Council considers subsidizing municipal golf courses
Greens fees aren't covering maintenance costs, says Calgary mayor
There are some big changes in the works for Calgary’s city-run golf courses.
On Monday, council approved, in principle, scrapping the need for them to make a profit in future and even subsidizing them. Currently, courses have to be self-sufficient and turn a small profit every year.
Mayor Naheed Nenshi says the courses need some financial help as fewer people use them. Nenshi says green fees can no longer cover the cost of replacing things like irrigation systems and buildings.
"Fewer people are golfing so as a result the revenue has really declined over time," says Nenshi.

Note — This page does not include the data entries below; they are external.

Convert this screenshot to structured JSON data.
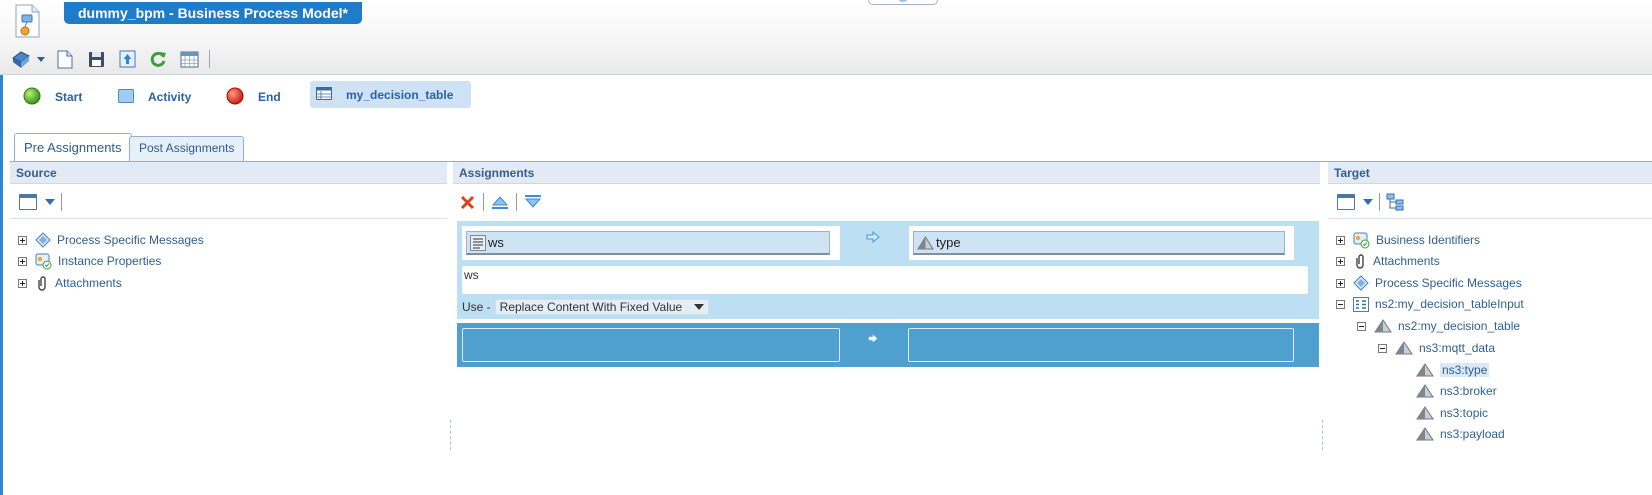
{
  "app": {
    "title": "dummy_bpm - Business Process Model*",
    "accent": "#1f7cc9"
  },
  "toolbar": {
    "items": [
      "process-menu-icon",
      "new-document-icon",
      "save-icon",
      "deploy-icon",
      "refresh-icon",
      "calendar-icon"
    ]
  },
  "palette": {
    "start": "Start",
    "activity": "Activity",
    "end": "End",
    "decision_table": "my_decision_table"
  },
  "tabs": {
    "pre": "Pre Assignments",
    "post": "Post Assignments"
  },
  "source": {
    "header": "Source",
    "tree": [
      {
        "label": "Process Specific Messages",
        "icon": "messages-icon"
      },
      {
        "label": "Instance Properties",
        "icon": "instance-properties-icon"
      },
      {
        "label": "Attachments",
        "icon": "paperclip-icon"
      }
    ]
  },
  "assignments": {
    "header": "Assignments",
    "row1": {
      "source_value": "ws",
      "target_value": "type",
      "text_value": "ws",
      "use_label": "Use -",
      "use_option": "Replace Content With Fixed Value"
    }
  },
  "target": {
    "header": "Target",
    "tree": [
      {
        "label": "Business Identifiers"
      },
      {
        "label": "Attachments"
      },
      {
        "label": "Process Specific Messages"
      },
      {
        "label": "ns2:my_decision_tableInput"
      },
      {
        "label": "ns2:my_decision_table"
      },
      {
        "label": "ns3:mqtt_data"
      },
      {
        "label": "ns3:type"
      },
      {
        "label": "ns3:broker"
      },
      {
        "label": "ns3:topic"
      },
      {
        "label": "ns3:payload"
      }
    ]
  }
}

"The role of the municipal golf courses in the market tends to be for beginner golfers and people who cannot afford the green fees at private clubs and so on. So, we occupy a special place in the market and if the green fees put it out of reach of many of these people than we have to ask ourselves, why are we in this business at all."Doug Marcelle says he chooses the city-operated Shaganappi Point Golf Course for many reasons, but most importantly the low green fees.
"It’s a great course for seniors, and the younger kids come out. They have good rates for them and it allows them to play. If you get too high, you’re going to see it fall off," says Marcelle.

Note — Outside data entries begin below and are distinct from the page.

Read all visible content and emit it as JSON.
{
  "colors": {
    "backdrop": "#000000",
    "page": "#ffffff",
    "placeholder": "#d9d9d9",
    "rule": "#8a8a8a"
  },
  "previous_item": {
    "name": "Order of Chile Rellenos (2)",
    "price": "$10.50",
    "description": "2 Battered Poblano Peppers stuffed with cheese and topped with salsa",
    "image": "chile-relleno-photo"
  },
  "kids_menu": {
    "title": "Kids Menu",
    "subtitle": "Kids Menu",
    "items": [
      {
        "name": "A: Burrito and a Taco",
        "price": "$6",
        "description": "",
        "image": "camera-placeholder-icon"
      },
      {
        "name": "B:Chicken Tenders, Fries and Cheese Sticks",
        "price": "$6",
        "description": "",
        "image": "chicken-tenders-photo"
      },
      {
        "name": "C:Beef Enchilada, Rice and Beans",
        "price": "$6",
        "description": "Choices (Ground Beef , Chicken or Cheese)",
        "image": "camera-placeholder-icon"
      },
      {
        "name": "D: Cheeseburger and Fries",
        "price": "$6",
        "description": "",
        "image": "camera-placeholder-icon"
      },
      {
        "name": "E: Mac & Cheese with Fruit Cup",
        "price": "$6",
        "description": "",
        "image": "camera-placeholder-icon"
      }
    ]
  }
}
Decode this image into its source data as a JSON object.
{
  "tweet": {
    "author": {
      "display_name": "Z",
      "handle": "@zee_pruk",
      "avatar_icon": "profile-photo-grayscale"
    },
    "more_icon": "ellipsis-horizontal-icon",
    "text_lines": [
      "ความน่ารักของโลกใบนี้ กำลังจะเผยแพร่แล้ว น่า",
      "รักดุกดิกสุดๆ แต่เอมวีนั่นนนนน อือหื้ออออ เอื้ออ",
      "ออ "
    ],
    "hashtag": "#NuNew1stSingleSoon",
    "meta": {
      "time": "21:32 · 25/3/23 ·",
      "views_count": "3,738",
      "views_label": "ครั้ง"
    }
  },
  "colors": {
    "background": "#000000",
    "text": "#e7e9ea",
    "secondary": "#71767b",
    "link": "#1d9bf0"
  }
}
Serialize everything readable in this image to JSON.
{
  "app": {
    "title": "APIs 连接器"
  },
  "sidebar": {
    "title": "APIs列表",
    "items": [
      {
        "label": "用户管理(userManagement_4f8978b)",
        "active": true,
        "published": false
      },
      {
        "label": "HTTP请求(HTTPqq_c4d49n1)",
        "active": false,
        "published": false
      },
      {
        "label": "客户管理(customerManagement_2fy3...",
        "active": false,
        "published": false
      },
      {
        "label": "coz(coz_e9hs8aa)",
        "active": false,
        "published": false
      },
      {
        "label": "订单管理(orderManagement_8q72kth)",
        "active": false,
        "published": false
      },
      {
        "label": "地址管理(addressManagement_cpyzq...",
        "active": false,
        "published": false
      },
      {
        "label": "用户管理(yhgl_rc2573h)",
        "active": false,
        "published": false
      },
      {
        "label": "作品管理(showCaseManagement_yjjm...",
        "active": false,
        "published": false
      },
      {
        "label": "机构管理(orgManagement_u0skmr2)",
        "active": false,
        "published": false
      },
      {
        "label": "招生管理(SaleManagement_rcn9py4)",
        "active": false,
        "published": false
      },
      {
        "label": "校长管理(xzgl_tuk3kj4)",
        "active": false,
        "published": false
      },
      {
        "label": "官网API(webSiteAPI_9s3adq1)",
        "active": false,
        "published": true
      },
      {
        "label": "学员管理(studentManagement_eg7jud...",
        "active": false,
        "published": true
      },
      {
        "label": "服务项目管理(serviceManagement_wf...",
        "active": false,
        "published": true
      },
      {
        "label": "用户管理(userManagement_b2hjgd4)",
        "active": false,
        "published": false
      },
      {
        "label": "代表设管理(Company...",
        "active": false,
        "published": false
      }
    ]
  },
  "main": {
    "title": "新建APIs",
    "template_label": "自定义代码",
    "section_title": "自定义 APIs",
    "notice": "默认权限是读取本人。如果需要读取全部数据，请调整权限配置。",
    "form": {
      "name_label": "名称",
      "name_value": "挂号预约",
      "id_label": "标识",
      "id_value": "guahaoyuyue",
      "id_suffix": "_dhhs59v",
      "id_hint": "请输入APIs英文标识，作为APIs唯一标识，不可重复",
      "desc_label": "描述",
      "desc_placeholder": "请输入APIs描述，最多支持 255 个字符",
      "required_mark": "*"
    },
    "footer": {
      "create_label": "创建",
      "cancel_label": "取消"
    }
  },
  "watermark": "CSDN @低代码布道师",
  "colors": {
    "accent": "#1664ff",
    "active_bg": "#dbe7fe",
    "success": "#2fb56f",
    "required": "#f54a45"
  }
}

Meanwhile, Alberta Golf’s Brent Ellenton says he’s surprised that there is a declining number of participants at the city-owned greens.
"The courses we talk to, they're talking about higher participation rates and the fact there was no downtime for weather delays, etc."

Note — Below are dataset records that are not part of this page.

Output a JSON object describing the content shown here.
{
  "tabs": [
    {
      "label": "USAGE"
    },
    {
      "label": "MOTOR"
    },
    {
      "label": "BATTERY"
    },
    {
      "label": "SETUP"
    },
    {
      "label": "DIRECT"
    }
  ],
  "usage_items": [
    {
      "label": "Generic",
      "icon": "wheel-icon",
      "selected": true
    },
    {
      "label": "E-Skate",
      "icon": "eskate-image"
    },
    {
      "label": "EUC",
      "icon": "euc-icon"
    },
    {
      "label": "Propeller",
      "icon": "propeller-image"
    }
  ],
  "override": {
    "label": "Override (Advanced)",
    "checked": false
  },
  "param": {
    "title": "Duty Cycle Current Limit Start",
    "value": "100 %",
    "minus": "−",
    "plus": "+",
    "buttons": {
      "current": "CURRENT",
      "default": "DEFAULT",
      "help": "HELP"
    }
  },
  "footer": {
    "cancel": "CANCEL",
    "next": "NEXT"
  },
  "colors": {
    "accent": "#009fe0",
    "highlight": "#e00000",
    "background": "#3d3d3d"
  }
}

The decision on profits was approved, pending budget discussions in November.
Nenshi says council will also look at its golf course fee structure next year but doesn't want to price people out.